- Being organized doesn’t mean you have no time for fun. In fact, you may find that you have more time for fun. When you use time-management skills and make the most of the time you used to waste, you’ll free up time for leisure activities. Plus, when you’re organized, you’ll have the satisfaction of getting things done and achieving your goals.
- Being organized is only possible for some people. No one is born organized. Armed with the right knowledge and skills, almost anyone can transform their life from a state of chaos to a state of pristine order.
Getting organized doesn’t have to be difficult. In fact, it takes more effort to live a disorganized life, since you constantly face unexpected obstacles like having to search for missing items and rush to meet deadlines. Being disorganized is a mindset - and it’s one that can be changed. Make the following changes to how you live your life, and soon you’ll be on the path from chaos to success:
- Get a good sleep. When you’re rested, you’ll have more energy to devote to keeping your life organized.
- Don’t rush. Life isn’t a race. Get up early enough to shower, eat breakfast, pick out an outfit and collect your things before you head off to class. Always leave a few extra minutes to account for any unforeseen circumstances.
- Keep your environment clean. Avoid clutter in your place of residence, be it a dorm room or an apartment. Know where important items are at all times.
- Write everything down. This is especially important if you’re a forgetful person. Keep a notebook in which you write down every important detail of your life, such as homework assignments and group meeting times.
- Get help if you need it. Your professors and teaching assistants are there to help you understand course material. Use them if you need to. Your campus may also have a student services office that can give you valuable advice about living an organized life.
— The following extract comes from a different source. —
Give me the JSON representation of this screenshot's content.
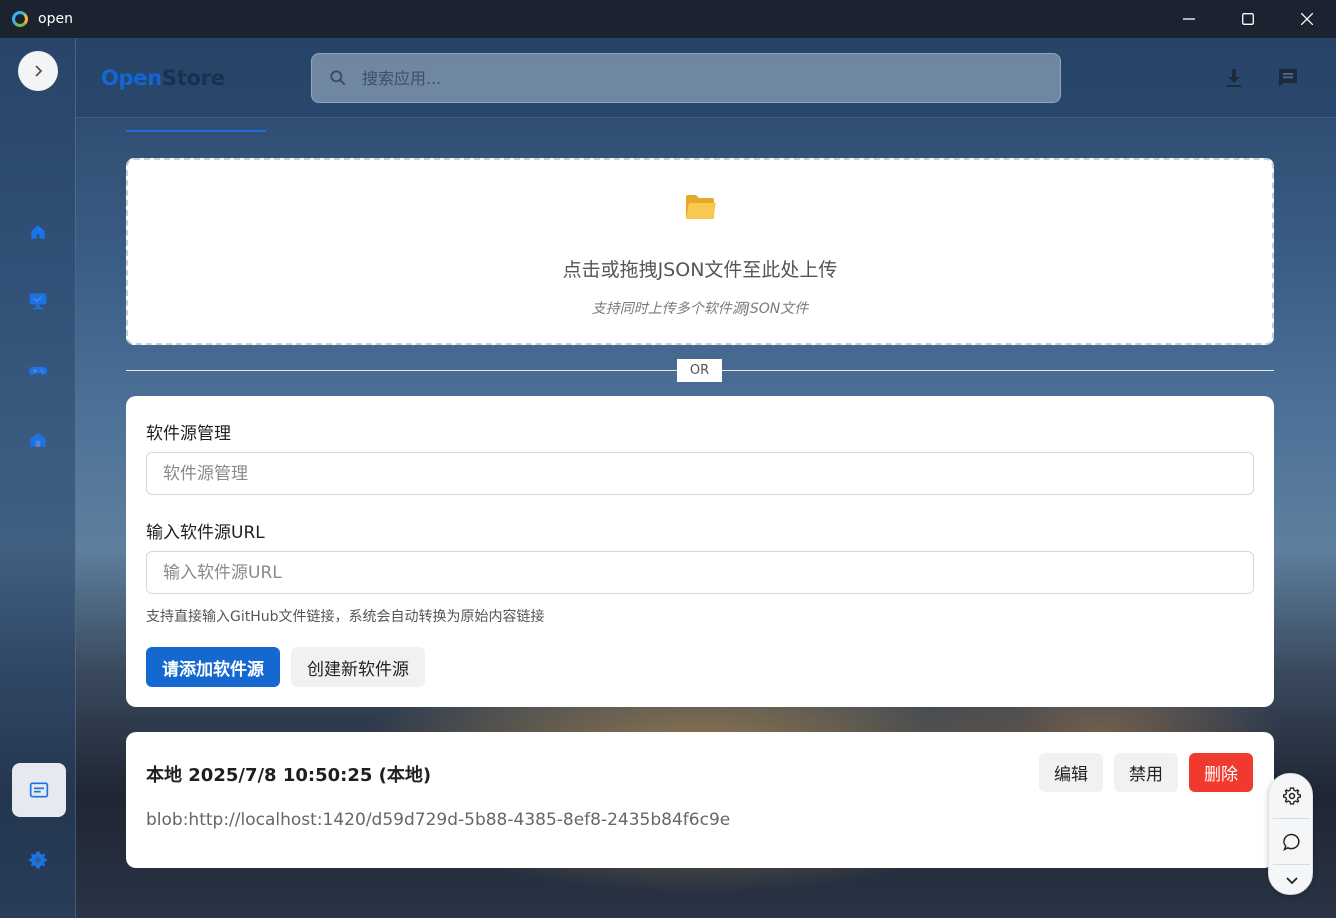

- Work hard, and then play hard. Reward yourself for maintaining an organized life. After a productive day, take some time to kick back and relax. Knowing that there’s a pot of gold at the end of the homework rainbow will help keep you motivated.